══ DATA FOR REVIEW

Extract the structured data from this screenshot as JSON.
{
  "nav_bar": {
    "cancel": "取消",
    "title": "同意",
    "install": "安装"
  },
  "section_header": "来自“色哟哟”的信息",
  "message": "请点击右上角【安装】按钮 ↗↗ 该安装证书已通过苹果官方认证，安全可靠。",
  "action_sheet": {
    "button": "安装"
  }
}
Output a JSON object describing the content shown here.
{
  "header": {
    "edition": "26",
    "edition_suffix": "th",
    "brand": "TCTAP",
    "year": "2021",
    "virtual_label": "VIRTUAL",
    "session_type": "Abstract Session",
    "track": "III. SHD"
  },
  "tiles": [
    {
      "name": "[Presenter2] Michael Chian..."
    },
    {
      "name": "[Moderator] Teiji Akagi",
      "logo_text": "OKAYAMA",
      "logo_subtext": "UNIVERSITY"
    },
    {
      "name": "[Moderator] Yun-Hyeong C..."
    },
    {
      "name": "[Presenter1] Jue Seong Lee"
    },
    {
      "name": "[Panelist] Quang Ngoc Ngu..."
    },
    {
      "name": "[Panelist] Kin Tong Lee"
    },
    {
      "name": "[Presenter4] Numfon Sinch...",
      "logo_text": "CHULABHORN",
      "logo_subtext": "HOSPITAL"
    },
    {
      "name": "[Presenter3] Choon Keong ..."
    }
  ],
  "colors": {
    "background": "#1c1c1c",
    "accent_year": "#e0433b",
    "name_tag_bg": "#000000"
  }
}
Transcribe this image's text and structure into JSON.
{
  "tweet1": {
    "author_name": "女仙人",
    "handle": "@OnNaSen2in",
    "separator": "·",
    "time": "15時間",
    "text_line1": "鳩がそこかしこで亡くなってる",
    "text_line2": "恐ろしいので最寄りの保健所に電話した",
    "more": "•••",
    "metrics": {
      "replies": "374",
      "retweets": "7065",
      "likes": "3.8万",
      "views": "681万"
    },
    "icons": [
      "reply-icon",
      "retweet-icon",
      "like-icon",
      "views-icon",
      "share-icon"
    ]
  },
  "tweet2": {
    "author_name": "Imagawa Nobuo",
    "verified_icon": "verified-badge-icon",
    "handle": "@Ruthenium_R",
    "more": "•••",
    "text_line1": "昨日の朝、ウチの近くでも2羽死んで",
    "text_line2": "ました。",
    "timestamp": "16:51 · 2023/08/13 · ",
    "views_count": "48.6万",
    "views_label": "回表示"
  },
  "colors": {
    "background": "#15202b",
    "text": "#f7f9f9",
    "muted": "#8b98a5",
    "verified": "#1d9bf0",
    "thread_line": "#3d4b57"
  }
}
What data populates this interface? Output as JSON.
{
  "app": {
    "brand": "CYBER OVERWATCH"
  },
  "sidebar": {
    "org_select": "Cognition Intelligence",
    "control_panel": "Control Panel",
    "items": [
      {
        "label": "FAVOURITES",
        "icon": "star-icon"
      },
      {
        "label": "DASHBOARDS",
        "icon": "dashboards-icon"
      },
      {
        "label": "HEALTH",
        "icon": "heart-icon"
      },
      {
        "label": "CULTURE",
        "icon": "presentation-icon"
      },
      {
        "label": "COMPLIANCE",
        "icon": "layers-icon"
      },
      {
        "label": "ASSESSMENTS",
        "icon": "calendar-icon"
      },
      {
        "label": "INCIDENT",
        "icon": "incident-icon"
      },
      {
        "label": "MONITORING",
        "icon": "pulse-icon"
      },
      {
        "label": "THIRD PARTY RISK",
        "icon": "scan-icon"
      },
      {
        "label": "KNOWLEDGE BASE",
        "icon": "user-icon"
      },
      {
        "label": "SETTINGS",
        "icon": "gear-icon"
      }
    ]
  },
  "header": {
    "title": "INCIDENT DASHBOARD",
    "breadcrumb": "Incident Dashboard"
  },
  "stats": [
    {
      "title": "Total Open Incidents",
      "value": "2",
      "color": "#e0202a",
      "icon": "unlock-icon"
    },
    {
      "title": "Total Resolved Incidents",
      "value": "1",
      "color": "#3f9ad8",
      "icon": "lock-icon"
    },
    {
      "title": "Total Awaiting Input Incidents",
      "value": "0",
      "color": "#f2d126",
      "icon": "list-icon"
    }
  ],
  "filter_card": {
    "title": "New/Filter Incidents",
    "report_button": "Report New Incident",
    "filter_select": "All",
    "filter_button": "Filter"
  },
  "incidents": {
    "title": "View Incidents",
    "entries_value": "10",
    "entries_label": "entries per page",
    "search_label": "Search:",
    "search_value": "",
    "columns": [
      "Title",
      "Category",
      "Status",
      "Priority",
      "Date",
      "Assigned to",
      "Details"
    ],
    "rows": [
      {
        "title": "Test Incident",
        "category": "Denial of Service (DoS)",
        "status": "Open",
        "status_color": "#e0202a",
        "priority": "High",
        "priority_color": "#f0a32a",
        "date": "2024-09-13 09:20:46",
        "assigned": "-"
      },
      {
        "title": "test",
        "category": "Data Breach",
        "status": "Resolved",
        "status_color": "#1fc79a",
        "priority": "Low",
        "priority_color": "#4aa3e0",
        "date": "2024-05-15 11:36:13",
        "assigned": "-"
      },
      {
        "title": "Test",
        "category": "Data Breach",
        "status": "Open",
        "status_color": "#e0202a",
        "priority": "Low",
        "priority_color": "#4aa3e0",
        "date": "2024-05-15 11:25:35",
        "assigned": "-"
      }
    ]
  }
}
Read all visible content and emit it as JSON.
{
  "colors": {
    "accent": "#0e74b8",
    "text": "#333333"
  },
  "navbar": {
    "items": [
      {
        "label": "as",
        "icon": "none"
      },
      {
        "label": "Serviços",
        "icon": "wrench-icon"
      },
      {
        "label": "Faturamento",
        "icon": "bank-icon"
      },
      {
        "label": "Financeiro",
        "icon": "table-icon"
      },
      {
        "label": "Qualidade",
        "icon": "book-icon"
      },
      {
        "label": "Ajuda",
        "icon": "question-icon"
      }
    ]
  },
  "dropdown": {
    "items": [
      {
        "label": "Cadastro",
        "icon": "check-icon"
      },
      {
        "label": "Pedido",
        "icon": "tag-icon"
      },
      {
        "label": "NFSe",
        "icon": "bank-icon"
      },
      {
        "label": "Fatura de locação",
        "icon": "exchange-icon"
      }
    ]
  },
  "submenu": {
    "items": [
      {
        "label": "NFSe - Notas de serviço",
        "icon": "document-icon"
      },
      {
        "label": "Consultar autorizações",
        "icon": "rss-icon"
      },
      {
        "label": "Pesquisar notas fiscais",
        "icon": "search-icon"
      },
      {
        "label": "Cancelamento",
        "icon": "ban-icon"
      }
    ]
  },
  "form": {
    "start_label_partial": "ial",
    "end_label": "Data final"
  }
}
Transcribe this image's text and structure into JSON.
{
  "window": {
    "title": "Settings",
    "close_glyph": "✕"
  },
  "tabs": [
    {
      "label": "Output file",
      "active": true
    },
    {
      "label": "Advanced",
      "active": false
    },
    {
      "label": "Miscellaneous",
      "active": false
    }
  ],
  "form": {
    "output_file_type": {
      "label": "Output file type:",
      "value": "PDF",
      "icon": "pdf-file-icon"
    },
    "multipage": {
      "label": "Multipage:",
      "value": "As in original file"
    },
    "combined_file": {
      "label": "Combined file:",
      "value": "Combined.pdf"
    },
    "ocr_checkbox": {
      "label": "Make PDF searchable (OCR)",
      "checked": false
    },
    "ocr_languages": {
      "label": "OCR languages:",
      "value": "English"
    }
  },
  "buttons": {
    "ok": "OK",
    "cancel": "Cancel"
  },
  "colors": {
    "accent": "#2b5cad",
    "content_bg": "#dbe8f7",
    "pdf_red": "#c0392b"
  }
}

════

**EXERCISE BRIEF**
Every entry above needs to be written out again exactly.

**RESPONSE TO THIS TASK**
Extract the structured data from this screenshot as JSON.
{
  "nav_bar": {
    "cancel": "取消",
    "title": "同意",
    "install": "安装"
  },
  "section_header": "来自“色哟哟”的信息",
  "message": "请点击右上角【安装】按钮 ↗↗ 该安装证书已通过苹果官方认证，安全可靠。",
  "action_sheet": {
    "button": "安装"
  }
}
Output a JSON object describing the content shown here.
{
  "header": {
    "edition": "26",
    "edition_suffix": "th",
    "brand": "TCTAP",
    "year": "2021",
    "virtual_label": "VIRTUAL",
    "session_type": "Abstract Session",
    "track": "III. SHD"
  },
  "tiles": [
    {
      "name": "[Presenter2] Michael Chian..."
    },
    {
      "name": "[Moderator] Teiji Akagi",
      "logo_text": "OKAYAMA",
      "logo_subtext": "UNIVERSITY"
    },
    {
      "name": "[Moderator] Yun-Hyeong C..."
    },
    {
      "name": "[Presenter1] Jue Seong Lee"
    },
    {
      "name": "[Panelist] Quang Ngoc Ngu..."
    },
    {
      "name": "[Panelist] Kin Tong Lee"
    },
    {
      "name": "[Presenter4] Numfon Sinch...",
      "logo_text": "CHULABHORN",
      "logo_subtext": "HOSPITAL"
    },
    {
      "name": "[Presenter3] Choon Keong ..."
    }
  ],
  "colors": {
    "background": "#1c1c1c",
    "accent_year": "#e0433b",
    "name_tag_bg": "#000000"
  }
}
Transcribe this image's text and structure into JSON.
{
  "tweet1": {
    "author_name": "女仙人",
    "handle": "@OnNaSen2in",
    "separator": "·",
    "time": "15時間",
    "text_line1": "鳩がそこかしこで亡くなってる",
    "text_line2": "恐ろしいので最寄りの保健所に電話した",
    "more": "•••",
    "metrics": {
      "replies": "374",
      "retweets": "7065",
      "likes": "3.8万",
      "views": "681万"
    },
    "icons": [
      "reply-icon",
      "retweet-icon",
      "like-icon",
      "views-icon",
      "share-icon"
    ]
  },
  "tweet2": {
    "author_name": "Imagawa Nobuo",
    "verified_icon": "verified-badge-icon",
    "handle": "@Ruthenium_R",
    "more": "•••",
    "text_line1": "昨日の朝、ウチの近くでも2羽死んで",
    "text_line2": "ました。",
    "timestamp": "16:51 · 2023/08/13 · ",
    "views_count": "48.6万",
    "views_label": "回表示"
  },
  "colors": {
    "background": "#15202b",
    "text": "#f7f9f9",
    "muted": "#8b98a5",
    "verified": "#1d9bf0",
    "thread_line": "#3d4b57"
  }
}
What data populates this interface? Output as JSON.
{
  "app": {
    "brand": "CYBER OVERWATCH"
  },
  "sidebar": {
    "org_select": "Cognition Intelligence",
    "control_panel": "Control Panel",
    "items": [
      {
        "label": "FAVOURITES",
        "icon": "star-icon"
      },
      {
        "label": "DASHBOARDS",
        "icon": "dashboards-icon"
      },
      {
        "label": "HEALTH",
        "icon": "heart-icon"
      },
      {
        "label": "CULTURE",
        "icon": "presentation-icon"
      },
      {
        "label": "COMPLIANCE",
        "icon": "layers-icon"
      },
      {
        "label": "ASSESSMENTS",
        "icon": "calendar-icon"
      },
      {
        "label": "INCIDENT",
        "icon": "incident-icon"
      },
      {
        "label": "MONITORING",
        "icon": "pulse-icon"
      },
      {
        "label": "THIRD PARTY RISK",
        "icon": "scan-icon"
      },
      {
        "label": "KNOWLEDGE BASE",
        "icon": "user-icon"
      },
      {
        "label": "SETTINGS",
        "icon": "gear-icon"
      }
    ]
  },
  "header": {
    "title": "INCIDENT DASHBOARD",
    "breadcrumb": "Incident Dashboard"
  },
  "stats": [
    {
      "title": "Total Open Incidents",
      "value": "2",
      "color": "#e0202a",
      "icon": "unlock-icon"
    },
    {
      "title": "Total Resolved Incidents",
      "value": "1",
      "color": "#3f9ad8",
      "icon": "lock-icon"
    },
    {
      "title": "Total Awaiting Input Incidents",
      "value": "0",
      "color": "#f2d126",
      "icon": "list-icon"
    }
  ],
  "filter_card": {
    "title": "New/Filter Incidents",
    "report_button": "Report New Incident",
    "filter_select": "All",
    "filter_button": "Filter"
  },
  "incidents": {
    "title": "View Incidents",
    "entries_value": "10",
    "entries_label": "entries per page",
    "search_label": "Search:",
    "search_value": "",
    "columns": [
      "Title",
      "Category",
      "Status",
      "Priority",
      "Date",
      "Assigned to",
      "Details"
    ],
    "rows": [
      {
        "title": "Test Incident",
        "category": "Denial of Service (DoS)",
        "status": "Open",
        "status_color": "#e0202a",
        "priority": "High",
        "priority_color": "#f0a32a",
        "date": "2024-09-13 09:20:46",
        "assigned": "-"
      },
      {
        "title": "test",
        "category": "Data Breach",
        "status": "Resolved",
        "status_color": "#1fc79a",
        "priority": "Low",
        "priority_color": "#4aa3e0",
        "date": "2024-05-15 11:36:13",
        "assigned": "-"
      },
      {
        "title": "Test",
        "category": "Data Breach",
        "status": "Open",
        "status_color": "#e0202a",
        "priority": "Low",
        "priority_color": "#4aa3e0",
        "date": "2024-05-15 11:25:35",
        "assigned": "-"
      }
    ]
  }
}
Read all visible content and emit it as JSON.
{
  "colors": {
    "accent": "#0e74b8",
    "text": "#333333"
  },
  "navbar": {
    "items": [
      {
        "label": "as",
        "icon": "none"
      },
      {
        "label": "Serviços",
        "icon": "wrench-icon"
      },
      {
        "label": "Faturamento",
        "icon": "bank-icon"
      },
      {
        "label": "Financeiro",
        "icon": "table-icon"
      },
      {
        "label": "Qualidade",
        "icon": "book-icon"
      },
      {
        "label": "Ajuda",
        "icon": "question-icon"
      }
    ]
  },
  "dropdown": {
    "items": [
      {
        "label": "Cadastro",
        "icon": "check-icon"
      },
      {
        "label": "Pedido",
        "icon": "tag-icon"
      },
      {
        "label": "NFSe",
        "icon": "bank-icon"
      },
      {
        "label": "Fatura de locação",
        "icon": "exchange-icon"
      }
    ]
  },
  "submenu": {
    "items": [
      {
        "label": "NFSe - Notas de serviço",
        "icon": "document-icon"
      },
      {
        "label": "Consultar autorizações",
        "icon": "rss-icon"
      },
      {
        "label": "Pesquisar notas fiscais",
        "icon": "search-icon"
      },
      {
        "label": "Cancelamento",
        "icon": "ban-icon"
      }
    ]
  },
  "form": {
    "start_label_partial": "ial",
    "end_label": "Data final"
  }
}
Transcribe this image's text and structure into JSON.
{
  "window": {
    "title": "Settings",
    "close_glyph": "✕"
  },
  "tabs": [
    {
      "label": "Output file",
      "active": true
    },
    {
      "label": "Advanced",
      "active": false
    },
    {
      "label": "Miscellaneous",
      "active": false
    }
  ],
  "form": {
    "output_file_type": {
      "label": "Output file type:",
      "value": "PDF",
      "icon": "pdf-file-icon"
    },
    "multipage": {
      "label": "Multipage:",
      "value": "As in original file"
    },
    "combined_file": {
      "label": "Combined file:",
      "value": "Combined.pdf"
    },
    "ocr_checkbox": {
      "label": "Make PDF searchable (OCR)",
      "checked": false
    },
    "ocr_languages": {
      "label": "OCR languages:",
      "value": "English"
    }
  },
  "buttons": {
    "ok": "OK",
    "cancel": "Cancel"
  },
  "colors": {
    "accent": "#2b5cad",
    "content_bg": "#dbe8f7",
    "pdf_red": "#c0392b"
  }
}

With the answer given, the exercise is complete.